== EXTRACTED ENTRIES
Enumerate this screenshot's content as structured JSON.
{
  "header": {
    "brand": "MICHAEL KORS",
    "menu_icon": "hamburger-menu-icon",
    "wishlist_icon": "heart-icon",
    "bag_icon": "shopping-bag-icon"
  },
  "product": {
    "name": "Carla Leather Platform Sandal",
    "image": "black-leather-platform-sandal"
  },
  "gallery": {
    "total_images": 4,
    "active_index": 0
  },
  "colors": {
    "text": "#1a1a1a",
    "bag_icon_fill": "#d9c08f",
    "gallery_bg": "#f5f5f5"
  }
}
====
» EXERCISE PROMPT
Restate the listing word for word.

» YOUR RESPONSE
Enumerate this screenshot's content as structured JSON.
{
  "header": {
    "brand": "MICHAEL KORS",
    "menu_icon": "hamburger-menu-icon",
    "wishlist_icon": "heart-icon",
    "bag_icon": "shopping-bag-icon"
  },
  "product": {
    "name": "Carla Leather Platform Sandal",
    "image": "black-leather-platform-sandal"
  },
  "gallery": {
    "total_images": 4,
    "active_index": 0
  },
  "colors": {
    "text": "#1a1a1a",
    "bag_icon_fill": "#d9c08f",
    "gallery_bg": "#f5f5f5"
  }
}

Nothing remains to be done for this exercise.